Copyright © 2018 Charity Matters. This article may not be reproduced without explicit written permission; if you are not reading this in your newsreader, the site you are viewing is illegally infringing our copyright. We would be grateful if you contact us.

Homelessness…where to start?

Regardless of where you live, you have witnessed homelessness. It seems to be an epidemic on the rise and a problem with so many layers, that many of us simply don’t even know where to begin? In communities across the country people are coming together, as Americans do, to roll up their sleeves to support those in need.

Last week a dear friend of mine, reached out to tell me about his amazing aunt, Norah Miller, and the work she is doing in her community to help the homeless. Norah lives in Pennsylvania where the economy has struggled, the opioid addition has skyrocketed and Veterans are unemployed and facing homelessness. It would be easy to turn a blind eye, but Norah simply couldn’t look away. Instead she decided to act.

In 2009, Norah and four friends came together to do something and founded Cornerstone, to support the homeless in their community and by 2016 these five received their official nonprofit status.

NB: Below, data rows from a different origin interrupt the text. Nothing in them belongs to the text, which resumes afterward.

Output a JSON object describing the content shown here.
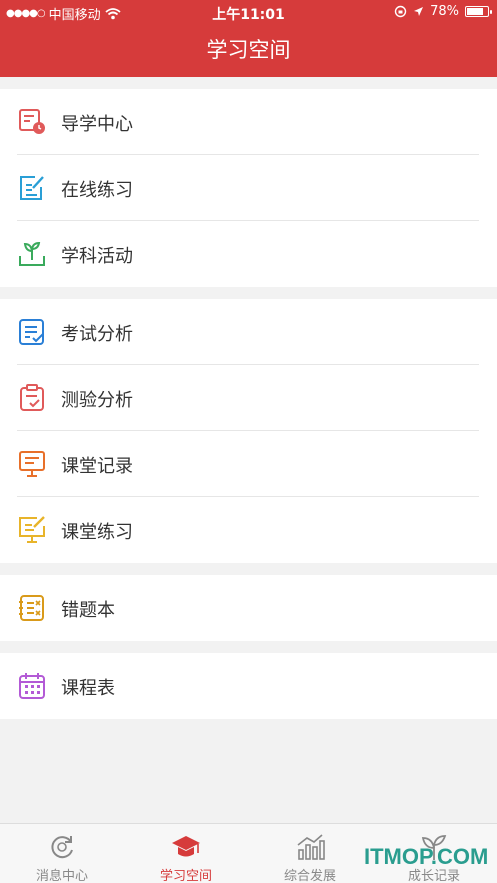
{
  "status_bar": {
    "carrier": "中国移动",
    "time": "上午11:01",
    "battery": "78%",
    "battery_level": 0.78
  },
  "header": {
    "title": "学习空间"
  },
  "groups": [
    {
      "items": [
        {
          "label": "导学中心",
          "icon": "certificate-icon",
          "color": "#e05a5a"
        },
        {
          "label": "在线练习",
          "icon": "edit-note-icon",
          "color": "#2a9fd6"
        },
        {
          "label": "学科活动",
          "icon": "sprout-icon",
          "color": "#3aaa5c"
        }
      ]
    },
    {
      "items": [
        {
          "label": "考试分析",
          "icon": "checklist-icon",
          "color": "#2a7fd6"
        },
        {
          "label": "测验分析",
          "icon": "clipboard-check-icon",
          "color": "#e05a5a"
        },
        {
          "label": "课堂记录",
          "icon": "presentation-icon",
          "color": "#e8702a"
        },
        {
          "label": "课堂练习",
          "icon": "presentation-edit-icon",
          "color": "#e8b42a"
        }
      ]
    },
    {
      "items": [
        {
          "label": "错题本",
          "icon": "notebook-icon",
          "color": "#d99a1a"
        }
      ]
    },
    {
      "items": [
        {
          "label": "课程表",
          "icon": "calendar-icon",
          "color": "#b35ad6"
        }
      ]
    }
  ],
  "tabs": [
    {
      "label": "消息中心",
      "icon": "refresh-chat-icon",
      "active": false
    },
    {
      "label": "学习空间",
      "icon": "graduation-cap-icon",
      "active": true
    },
    {
      "label": "综合发展",
      "icon": "bar-chart-icon",
      "active": false
    },
    {
      "label": "成长记录",
      "icon": "sprout-icon",
      "active": false
    }
  ],
  "watermark": "ITMOP.COM",
  "colors": {
    "header_bg": "#d63b3b",
    "active_tab": "#d63b3b",
    "inactive_tab": "#888888"
  }
}
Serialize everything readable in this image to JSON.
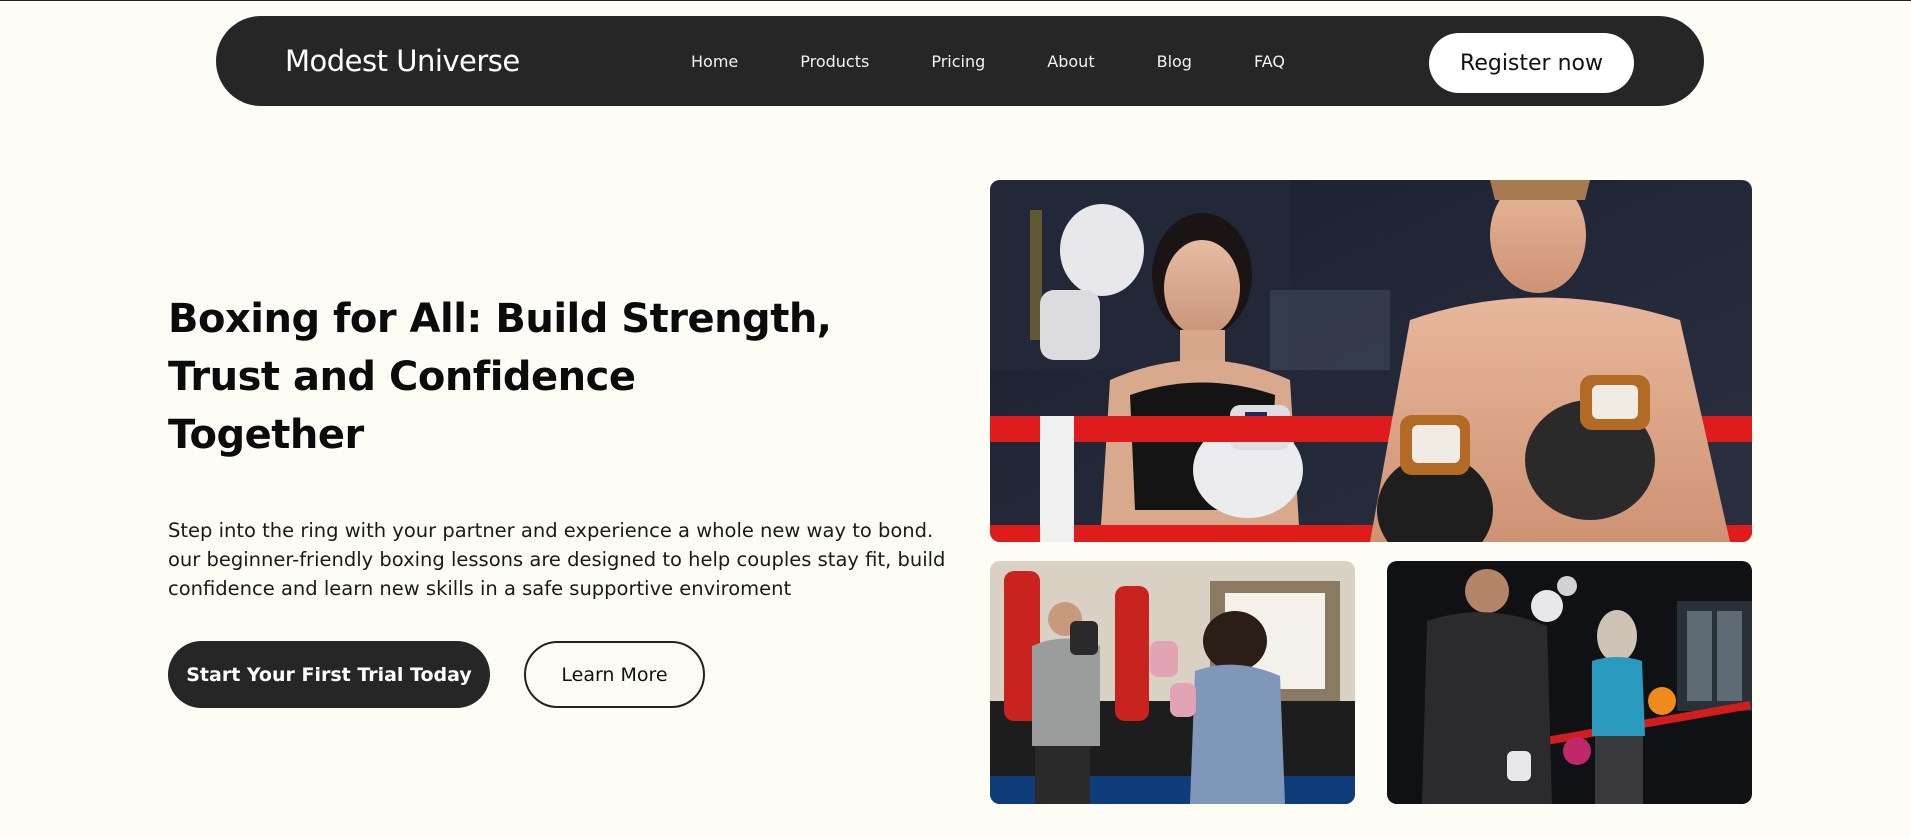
{
  "nav": {
    "brand": "Modest Universe",
    "links": [
      "Home",
      "Products",
      "Pricing",
      "About",
      "Blog",
      "FAQ"
    ],
    "register_label": "Register now"
  },
  "hero": {
    "title_lines": [
      "Boxing for All: Build Strength,",
      "Trust and Confidence",
      "Together"
    ],
    "description": "Step into the ring with your partner and experience a whole new way to bond. our beginner-friendly boxing lessons are designed to help couples stay fit, build confidence and learn new skills in a safe supportive enviroment",
    "primary_cta": "Start Your First Trial Today",
    "secondary_cta": "Learn More"
  },
  "colors": {
    "background": "#fdfdf6",
    "nav_background": "#262626",
    "ring_rope": "#e01b1b"
  }
}
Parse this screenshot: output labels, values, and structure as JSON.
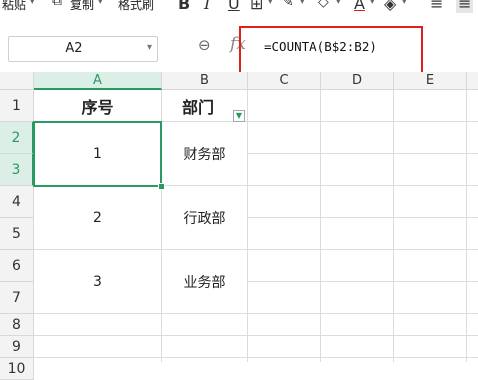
{
  "toolbar": {
    "paste_label": "粘贴",
    "copy_label": "复制",
    "format_painter_label": "格式刷",
    "bold_label": "B",
    "italic_label": "I",
    "underline_label": "U",
    "font_color_label": "A"
  },
  "formula_bar": {
    "name_box": "A2",
    "fx_label": "fx",
    "formula": "=COUNTA(B$2:B2)"
  },
  "columns": [
    "A",
    "B",
    "C",
    "D",
    "E"
  ],
  "rows": [
    "1",
    "2",
    "3",
    "4",
    "5",
    "6",
    "7",
    "8",
    "9",
    "10"
  ],
  "cells": {
    "header_seq": "序号",
    "header_dept": "部门",
    "seq_1": "1",
    "seq_2": "2",
    "seq_3": "3",
    "dept_1": "财务部",
    "dept_2": "行政部",
    "dept_3": "业务部"
  },
  "colors": {
    "selection": "#2a9a63",
    "highlight": "#e02020"
  }
}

Here is what Norah had to say last week:

CM: What was the moment you knew you needed to act and start your non-profit?    

Norah Miller:  It was a bitter cold morning in western Pennsylvania, January 2012, when a young man called me. He identified himself as a veteran who had lost his job and his home in Akron and was doing temp work at a steel mill. His take-home pay wasn’t able to cover the $40 a night charged by the motel. When he called me, he didn’t have enough money for gas to get his family to a relative’s home in Ohio. I met him in a parking lot and gave him $100 in gift cards for gas or food. The windows in his old car were steamed up and he looked toward his wife, three children and their dog. I told him I could help him with housing. He said, “It’s too late.” Then he thanked me profusely and said, “I wish I had met you sooner.” That’s when I knew.

CM: What fuels you to keep doing this work?

Norah Miller:  Committed colleagues, support from the faith-based community and a lobby full of people including a 10 month old baby girl in an old stroller, extending her arms to me last week.

CM: When do you know you have made a difference?

Norah Miller: When someone – a recovering addict, a disabled veteran, a family with children – is handed the keys to their very own apartment.


CM: Tell us what success you have had? What has your impact been?

Norah Miller:Prior to its 501c3 designation, The Cornerstone was already recognized as the single point of entry to the county’s homeless and housing stabilization programs. $64,000 in private funding was raised in the first 9 months, $450,000 in government funding was allocated and more than 100 people a week receive assistance.

Norah and her team are working to make a difference. They spend every penny they raise on helping others, they do not have a web-site, a logo or a marketing budget. When I asked her what she needed she said, “Our vote.” The Cornerstone is one of three non-profits chosen to win a website. If you are so inclined to take three seconds to click this link, https://digitalboostvoting.isynergy.io to help an amazing woman who is helping others, then you too will be making a difference.

Every decision we make with our time is a choice. Thank you Norah for inspiring us all.

Charity Matters.


Copyright © 2017 Charity Matters. This article may not be reproduced without explicit written permission; if you are not reading this in your newsreader, the site you are viewing is illegally infringing our copyright. We would be grateful if you contact us.